    But, to the question, “How weird are you?” I think I would have replied, “How weird do you want me to be for this position?”

    Some other equally absurd classics:

    * If you could have dinner with a famous historical figure, who would it be? What if I responded “Judas?”

    * How many squares are in this figure?

    * A plane crashes on the border between USA and Canada. Where did they bury the survivors?

    * If you were an animal/a can of soup/some other random object, which one would you be? If I responded “a sloth,” would that reflect unfavorably on me?

    * “What are your weaknesses?” I’ve developed a good answer for this question. “One weakness is my perfectionism: of course, that is also my biggest strength.”

    • Krell

      January 4, 2011 at 5:50 pm

      I love questions like these, especially the stranger ones.

      On the one..
      A plane crashes on the border between USA and Canada. Where did they bury the survivors?
      Nowhere, you wouldn’t bury survivors.

      On the manhole cover, it’s round because if it was square or rectangle it would be possible to fall through the hole into the sewer if turned diagonal.
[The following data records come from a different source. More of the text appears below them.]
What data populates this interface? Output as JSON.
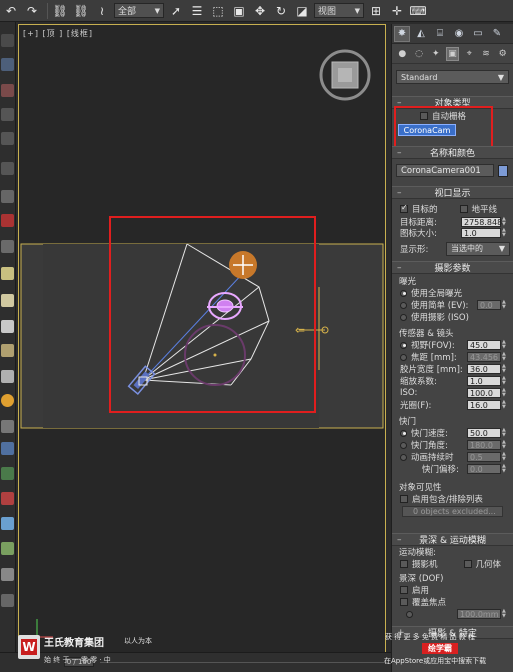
{
  "toolbar": {
    "selection_filter": "全部",
    "ref_coord": "视图"
  },
  "viewport": {
    "label": "[+] [顶 ] [线框]"
  },
  "command_panel": {
    "category_dropdown": "Standard",
    "object_type": {
      "title": "对象类型",
      "auto_grid_label": "自动栅格",
      "auto_grid_checked": false,
      "button": "CoronaCam"
    },
    "name_color": {
      "title": "名称和颜色",
      "name": "CoronaCamera001",
      "color": "#7d9bd6"
    },
    "viewport_display": {
      "title": "视口显示",
      "targeted_label": "目标的",
      "targeted_checked": true,
      "horizon_label": "地平线",
      "horizon_checked": false,
      "target_dist_label": "目标距离:",
      "target_dist_value": "2758.848",
      "icon_size_label": "图标大小:",
      "icon_size_value": "1.0",
      "display_label": "显示形:",
      "display_value": "当选中的"
    },
    "camera_params": {
      "title": "摄影参数",
      "exposure_label": "曝光",
      "exposure_options": [
        "使用全局曝光",
        "使用简单 (EV):",
        "使用摄影 (ISO)"
      ],
      "exposure_selected": 0,
      "ev_value": "0.0",
      "sensor_label": "传感器 & 镜头",
      "fov_label": "视野(FOV):",
      "fov_value": "45.0",
      "focal_label": "焦距 [mm]:",
      "focal_value": "43.456",
      "lens_selected": 0,
      "film_width_label": "胶片宽度 [mm]:",
      "film_width_value": "36.0",
      "zoom_label": "缩放系数:",
      "zoom_value": "1.0",
      "iso_label": "ISO:",
      "iso_value": "100.0",
      "fstop_label": "光圈(F):",
      "fstop_value": "16.0",
      "shutter_label": "快门",
      "shutter_speed_label": "快门速度:",
      "shutter_speed_value": "50.0",
      "shutter_angle_label": "快门角度:",
      "shutter_angle_value": "180.0",
      "motion_dur_label": "动画持续时",
      "motion_dur_value": "0.5",
      "shutter_offset_label": "快门偏移:",
      "shutter_offset_value": "0.0",
      "shutter_selected": 0
    },
    "visibility": {
      "title": "对象可见性",
      "use_include_label": "启用包含/排除列表",
      "excluded_text": "0 objects excluded..."
    },
    "dof_motion": {
      "title": "景深 & 运动模糊",
      "motion_blur_label": "运动模糊:",
      "camera_label": "摄影机",
      "geometry_label": "几何体",
      "dof_label": "景深 (DOF)",
      "enable_label": "启用",
      "override_focus_label": "覆盖焦点",
      "focus_value": "100.0mm"
    },
    "bottom_cut": "摄影 & 特定"
  },
  "watermark": {
    "brand": "王氏教育集团",
    "slogan": "以人为本",
    "sub": "始 终 于 一 零 零 · 中",
    "right_top": "获 得 更 多 免 费 精 品 教 程",
    "app_name": "绘学霸",
    "right_bottom": "在AppStore或应用宝中搜索下载",
    "frame_text": "0 / 100"
  },
  "colors": {
    "highlight": "#e01e1e",
    "viewport_border": "#c8b050",
    "selected_button": "#3a6fc9"
  }
}
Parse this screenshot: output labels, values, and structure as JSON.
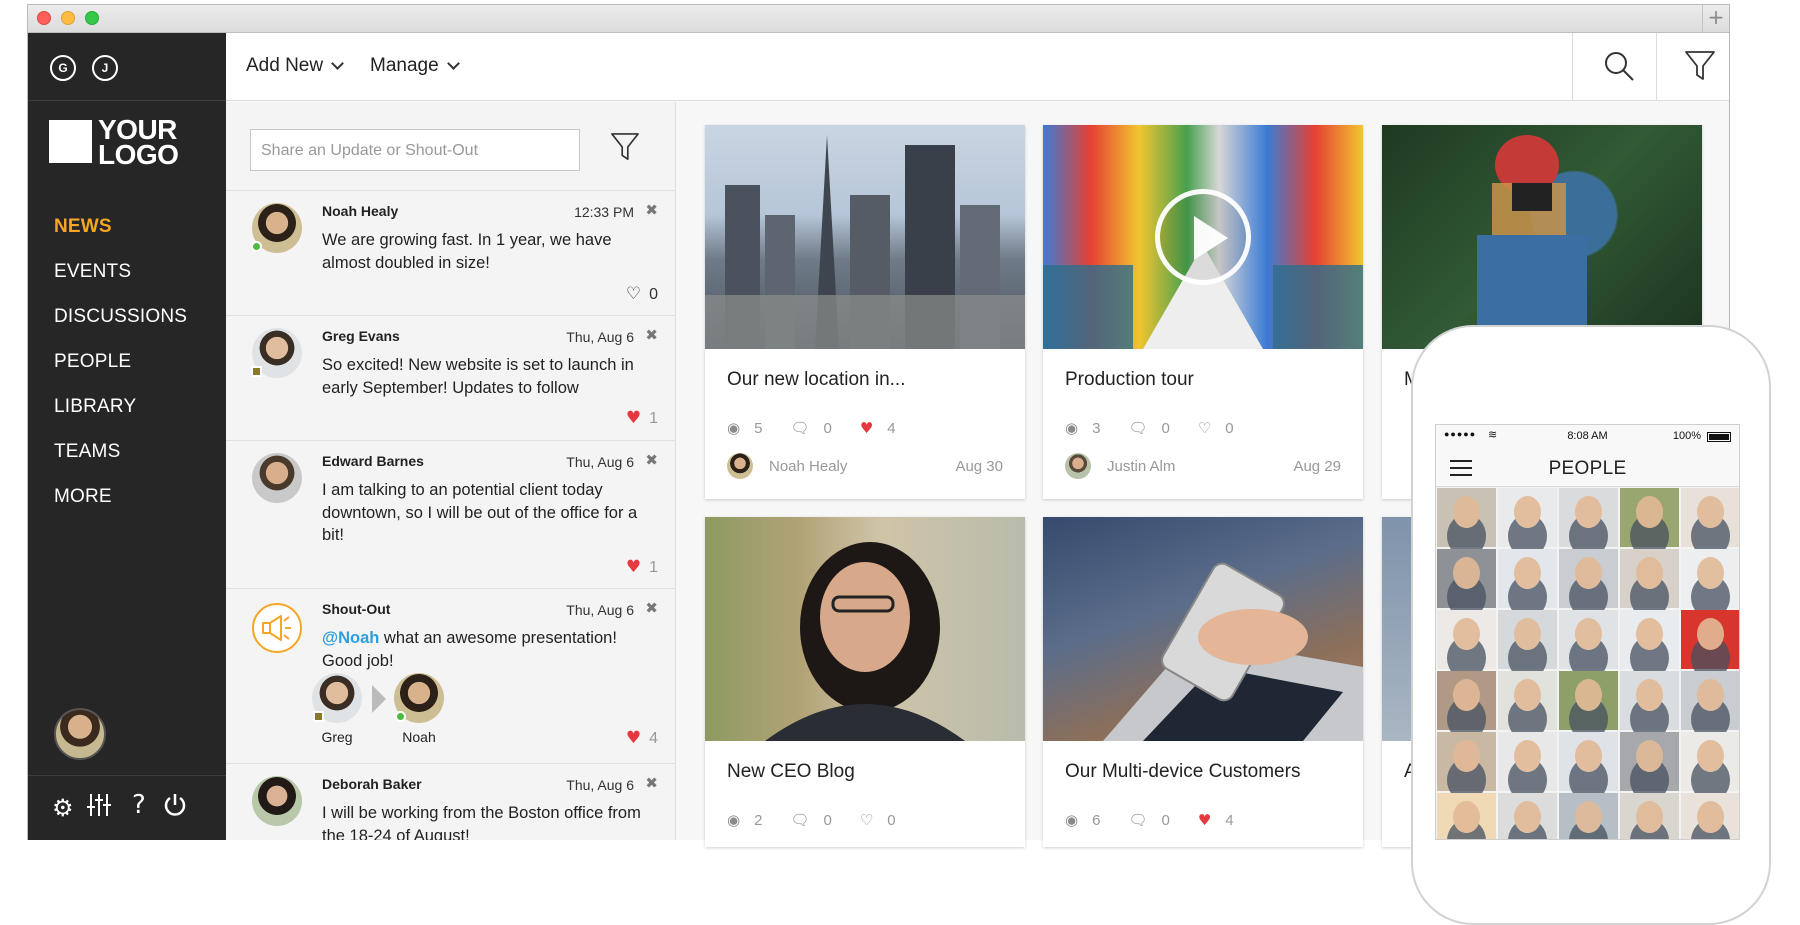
{
  "sidebar": {
    "buttons": [
      "G",
      "J"
    ],
    "logo": "YOUR LOGO",
    "nav": [
      "NEWS",
      "EVENTS",
      "DISCUSSIONS",
      "PEOPLE",
      "LIBRARY",
      "TEAMS",
      "MORE"
    ],
    "active": "NEWS",
    "bottom_icons": [
      "gear-icon",
      "sliders-icon",
      "help-icon",
      "power-icon"
    ]
  },
  "topbar": {
    "menus": [
      "Add New",
      "Manage"
    ],
    "icons": [
      "search-icon",
      "filter-icon"
    ]
  },
  "feed": {
    "share_placeholder": "Share an Update or Shout-Out",
    "posts": [
      {
        "name": "Noah Healy",
        "time": "12:33 PM",
        "text": "We are growing fast. In 1 year, we have almost doubled in size!",
        "likes": "0",
        "liked": false,
        "status": "online"
      },
      {
        "name": "Greg Evans",
        "time": "Thu, Aug 6",
        "text": "So excited! New website is set to launch in early September! Updates to follow",
        "likes": "1",
        "liked": true,
        "status": "away"
      },
      {
        "name": "Edward Barnes",
        "time": "Thu, Aug 6",
        "text": "I am talking to an potential client today downtown, so I will be out of the office for a bit!",
        "likes": "1",
        "liked": true,
        "status": "none"
      },
      {
        "name": "Shout-Out",
        "time": "Thu, Aug 6",
        "mention": "@Noah",
        "text": " what an awesome presentation! Good job!",
        "from": "Greg",
        "to": "Noah",
        "likes": "4",
        "liked": true
      },
      {
        "name": "Deborah Baker",
        "time": "Thu, Aug 6",
        "text": "I will be working from the Boston office from the 18-24 of August!"
      }
    ]
  },
  "cards": [
    {
      "title": "Our new location in...",
      "views": "5",
      "comments": "0",
      "likes": "4",
      "liked": true,
      "author": "Noah Healy",
      "date": "Aug 30"
    },
    {
      "title": "Production tour",
      "views": "3",
      "comments": "0",
      "likes": "0",
      "liked": false,
      "author": "Justin Alm",
      "date": "Aug 29"
    },
    {
      "title": "M",
      "views": "",
      "comments": "",
      "likes": "",
      "liked": false,
      "author": "",
      "date": ""
    },
    {
      "title": "New CEO Blog",
      "views": "2",
      "comments": "0",
      "likes": "0",
      "liked": false
    },
    {
      "title": "Our Multi-device Customers",
      "views": "6",
      "comments": "0",
      "likes": "4",
      "liked": true
    },
    {
      "title": "A"
    }
  ],
  "phone": {
    "signal": "●●●●●",
    "time": "8:08 AM",
    "battery": "100%",
    "title": "PEOPLE"
  }
}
The round one never can.

      On some of those questions like how many marbles in a jar or how many basketballs in a room, there is a branch of mathematics devoted entirely to this field. Suffice it to say, when the objects are round the mathematical maximum number is 74 percent of the volume of jar to marbles.

      The Goldman Sachs question is probably designed to test your quickness to think of solutions to a unsolvable problem.

      Perhaps for Goldman they should ask…If you are traveling in your Maybach limo at 60 mph, and you are hedging losses from your clients at 1 million dollars every 10 seconds, how far do do you have to travel to earn a special place in hell?